Assignment>
Show every line of the data that includes the word "link".

--- Data extracts Enclosed Below ---

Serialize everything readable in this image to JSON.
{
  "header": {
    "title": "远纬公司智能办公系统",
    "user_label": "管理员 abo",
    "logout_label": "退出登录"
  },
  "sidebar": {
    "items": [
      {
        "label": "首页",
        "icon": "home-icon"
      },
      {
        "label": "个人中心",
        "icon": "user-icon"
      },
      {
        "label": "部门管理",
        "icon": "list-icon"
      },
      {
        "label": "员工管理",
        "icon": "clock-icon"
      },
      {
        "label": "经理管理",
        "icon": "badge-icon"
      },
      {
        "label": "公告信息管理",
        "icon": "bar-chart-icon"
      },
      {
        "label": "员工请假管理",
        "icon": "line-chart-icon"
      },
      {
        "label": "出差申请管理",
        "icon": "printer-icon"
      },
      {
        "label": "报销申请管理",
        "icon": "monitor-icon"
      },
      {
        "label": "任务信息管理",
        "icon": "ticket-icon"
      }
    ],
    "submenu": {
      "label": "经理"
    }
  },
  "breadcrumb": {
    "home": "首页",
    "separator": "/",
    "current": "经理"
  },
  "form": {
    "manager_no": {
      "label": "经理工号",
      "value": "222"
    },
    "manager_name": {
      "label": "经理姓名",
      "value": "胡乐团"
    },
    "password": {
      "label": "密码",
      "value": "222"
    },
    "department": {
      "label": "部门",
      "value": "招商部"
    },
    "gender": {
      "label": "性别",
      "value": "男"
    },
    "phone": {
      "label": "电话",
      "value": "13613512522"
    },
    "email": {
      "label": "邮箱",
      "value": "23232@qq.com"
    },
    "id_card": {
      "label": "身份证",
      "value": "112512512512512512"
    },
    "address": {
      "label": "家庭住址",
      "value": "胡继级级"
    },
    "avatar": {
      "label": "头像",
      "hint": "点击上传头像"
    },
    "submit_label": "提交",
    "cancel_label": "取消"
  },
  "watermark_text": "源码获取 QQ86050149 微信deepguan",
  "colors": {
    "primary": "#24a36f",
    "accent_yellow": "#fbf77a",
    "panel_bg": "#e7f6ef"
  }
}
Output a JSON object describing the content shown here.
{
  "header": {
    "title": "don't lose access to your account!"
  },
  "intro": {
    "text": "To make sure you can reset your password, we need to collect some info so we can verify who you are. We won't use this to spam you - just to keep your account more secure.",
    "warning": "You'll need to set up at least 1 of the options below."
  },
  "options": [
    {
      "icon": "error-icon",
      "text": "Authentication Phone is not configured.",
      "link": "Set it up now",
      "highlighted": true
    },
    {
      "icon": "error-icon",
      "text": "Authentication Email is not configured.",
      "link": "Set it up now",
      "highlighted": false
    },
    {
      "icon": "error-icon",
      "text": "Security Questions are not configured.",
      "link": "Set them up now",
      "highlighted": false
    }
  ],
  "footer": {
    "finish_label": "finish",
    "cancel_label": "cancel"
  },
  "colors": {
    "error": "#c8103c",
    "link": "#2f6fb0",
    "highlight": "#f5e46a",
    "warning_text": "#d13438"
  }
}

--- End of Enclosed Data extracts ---

Answer for this exercise>
      "link": "Set it up now",
      "link": "Set it up now",
      "link": "Set them up now",
    "link": "#2f6fb0",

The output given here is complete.